Spring 2021 • Reading Group
International Investment Arbitration: Policies, Issues, and Challenges (S01)
Exam Type: No Exam
International investment is an important driver for economic development, providing jobs, bringing in technology and critical capital. Accordingly, most countries compete vigorously with each other to promote foreign investments into their domestic economy. There are now over 3,000 bilateral and multilateral investment treaties among over 100 countries that promote foreign investments by providing certain protections and treatment to foreign investments. The principal protections are national treatment, most favored nation treatment, fair and equitable treatment, minimum international law standards, and non-discriminatory expropriation. Many of these treaties also include investor-state dispute systems (“ISDS”) to resolve disputes between the foreign investors and the host countries through binding arbitrations. The number of ISDS cases is ever increasing.

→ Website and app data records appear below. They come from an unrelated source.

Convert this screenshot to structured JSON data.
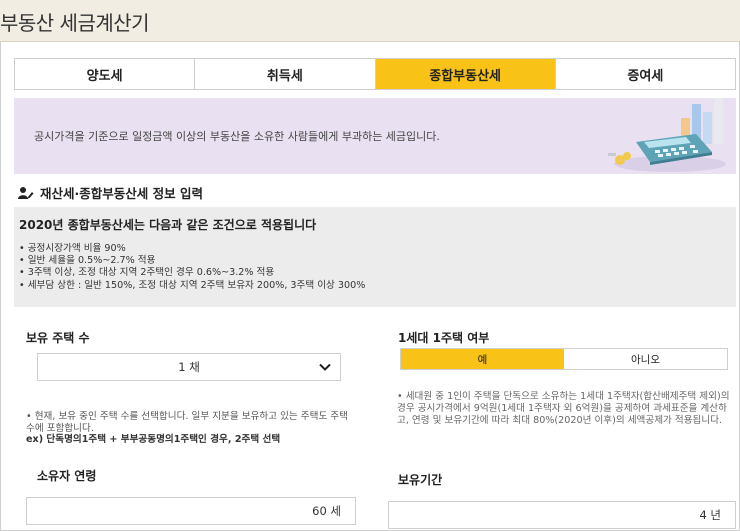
{
  "header": {
    "title": "부동산 세금계산기"
  },
  "tabs": [
    {
      "label": "양도세",
      "active": false
    },
    {
      "label": "취득세",
      "active": false
    },
    {
      "label": "종합부동산세",
      "active": true
    },
    {
      "label": "증여세",
      "active": false
    }
  ],
  "banner": {
    "text": "공시가격을 기준으로 일정금액 이상의 부동산을 소유한 사람들에게 부과하는 세금입니다."
  },
  "section": {
    "title": "재산세·종합부동산세 정보 입력",
    "icon": "user-edit-icon"
  },
  "conditions": {
    "heading": "2020년 종합부동산세는 다음과 같은 조건으로 적용됩니다",
    "items": [
      "공정시장가액 비율 90%",
      "일반 세율을 0.5%~2.7% 적용",
      "3주택 이상, 조정 대상 지역 2주택인 경우 0.6%~3.2% 적용",
      "세부담 상한 : 일반 150%, 조정 대상 지역 2주택 보유자 200%, 3주택 이상 300%"
    ]
  },
  "houses": {
    "label": "보유 주택 수",
    "selected": "1 채",
    "note": "• 현재, 보유 중인 주택 수를 선택합니다. 일부 지분을 보유하고 있는 주택도 주택 수에 포함합니다.",
    "example": "ex) 단독명의1주택 + 부부공동명의1주택인 경우, 2주택 선택"
  },
  "one_house": {
    "label": "1세대 1주택 여부",
    "yes": "예",
    "no": "아니오",
    "selected": "예",
    "note": "• 세대원 중 1인이 주택을 단독으로 소유하는 1세대 1주택자(합산배제주택 제외)의 경우 공시가격에서 9억원(1세대 1주택자 외 6억원)을 공제하여 과세표준을 계산하고, 연령 및 보유기간에 따라 최대 80%(2020년 이후)의 세액공제가 적용됩니다."
  },
  "age": {
    "label": "소유자 연령",
    "value": "60 세"
  },
  "period": {
    "label": "보유기간",
    "value": "4 년"
  },
  "colors": {
    "accent": "#f8c216",
    "banner_bg": "#e9e0f1",
    "header_bg": "#f2ede3"
  }
}
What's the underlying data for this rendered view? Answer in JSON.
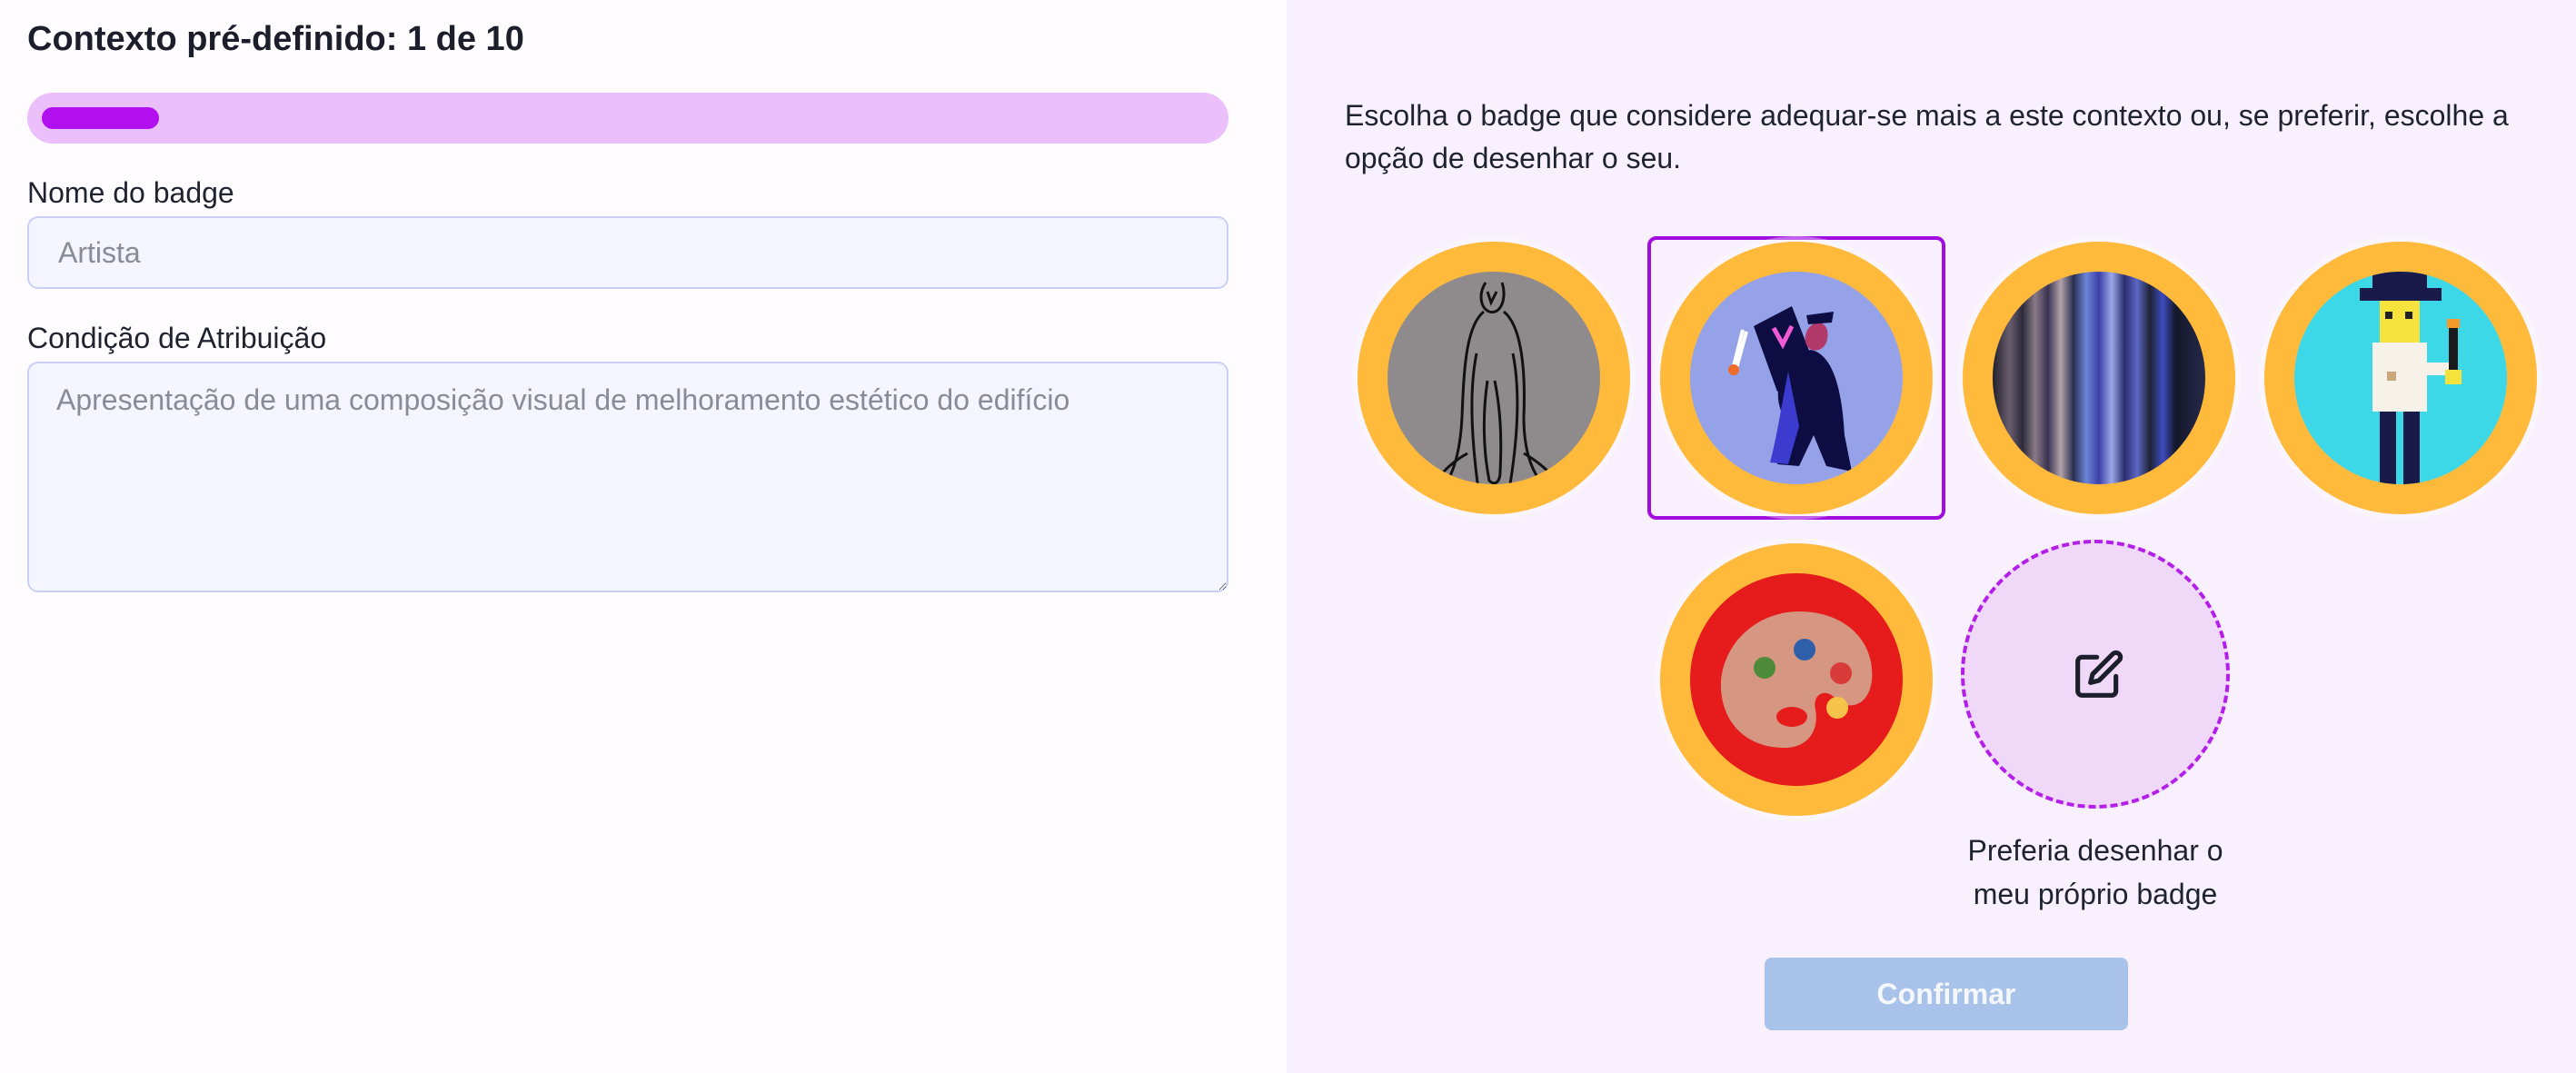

However, ISDS has come under severe criticisms from various quarters. Critics include populists who claim that ISDS favors big foreign investors over domestic companies, environmentalists who charge that foreign investment is favored over the environment, and human rights activists who see foreign investment trumping human rights. Both foreign investors and host states, as well as legal scholars, are dismayed by conflicting arbitral awards without the right of appeal and by the lack of “legitimacy” of ad hoc private arbitrators deciding public policy issues, impinging on sovereign legislative space.
The reading materials in this Reading Group will explore the nature and consequences of foreign investment in host countries, weigh the policy considerations underlying investment treaties, and analyze arbitral decisions that highlight the conflicting interests between those of the foreign investors and those of the host state and its citizens. We will also study and evaluate the various proposed solutions to these issues that are now recently proffered by various countries, institutions and legal scholars in the field.
Robust interactive discussion. No exam; no paper.
Note: This reading group will meet over six two-hour sessions from March 4 through April 15.